As the weather gets warmer, trauma incidences rise since there is typically a lot more physical activity this time of year.
The best way to treat a concussion is to prevent a concussion. Always have your children wear the right protective gear for the chosen activity, including knee pads, elbow pads, eye protection, and a helmet—every time. It’s very important to check your helmet to make sure it fits properly and there is no structural damage to it. If a head injury is sustained, monitor for headaches as this could be a sign of concussion.
When riding a bicycle, skateboard, or scooter, children should be taught to ride only as fast as they can also feel comfortable slowing down in a controlled manner. Never ride a skateboard or scooter in or near open, moving traffic.

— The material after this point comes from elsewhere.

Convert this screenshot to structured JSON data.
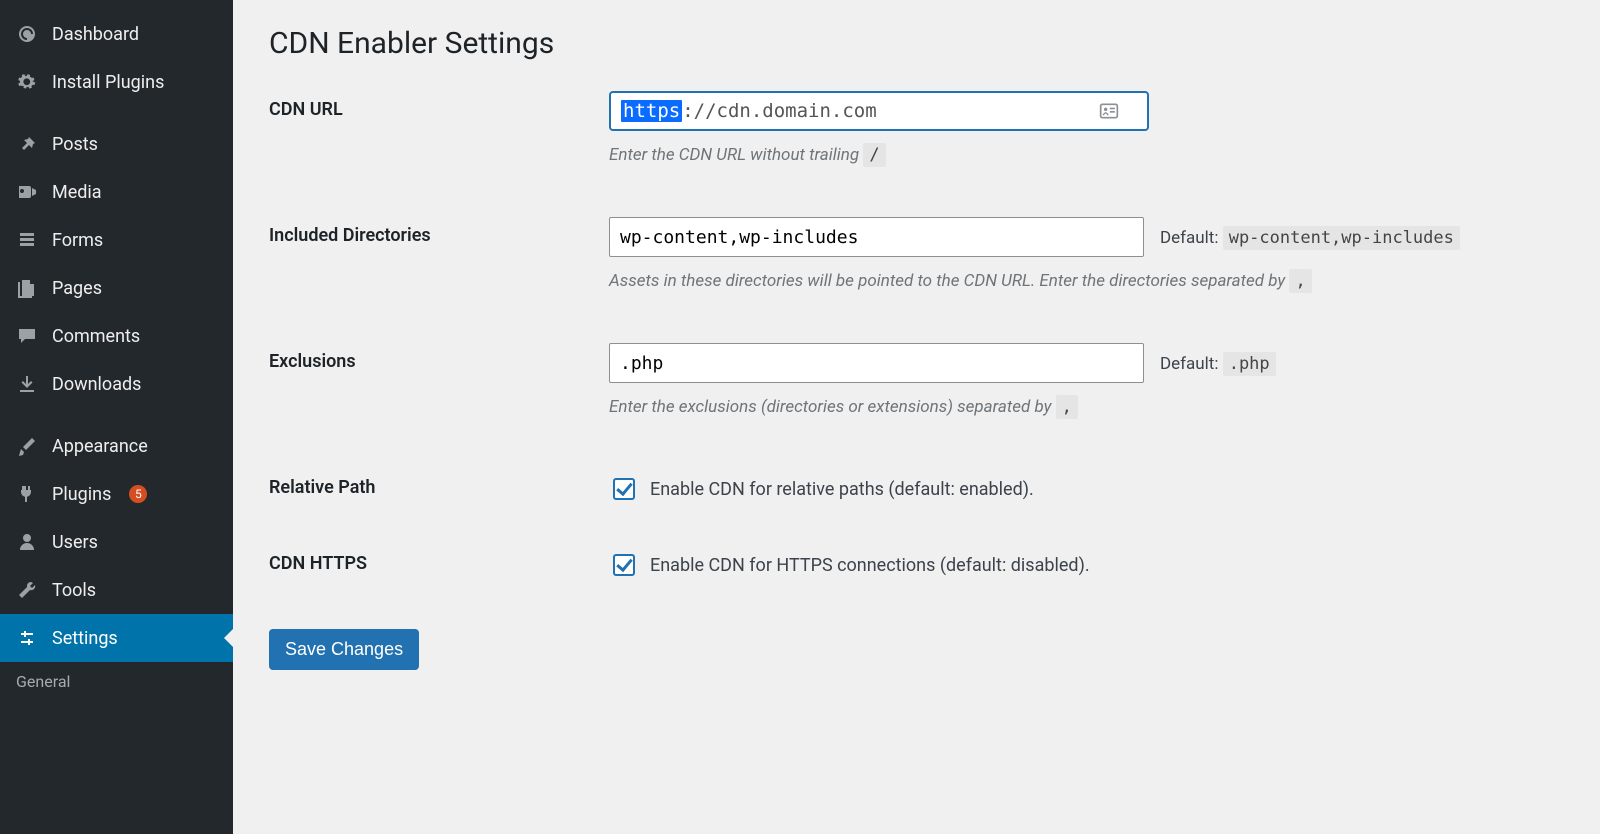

Practice playground safety when taking your children to a park or playground. Children should be supervised by an adult when using play equipment. Make sure to keep your child out of reach of any moving parts that could pinch or trap any body part. Plastic, metal, and rubber play equipment can become hot quickly in the summer heat, so check that slides and swing seats are cool to prevent burns. Do not allow children to play barefoot in playgrounds.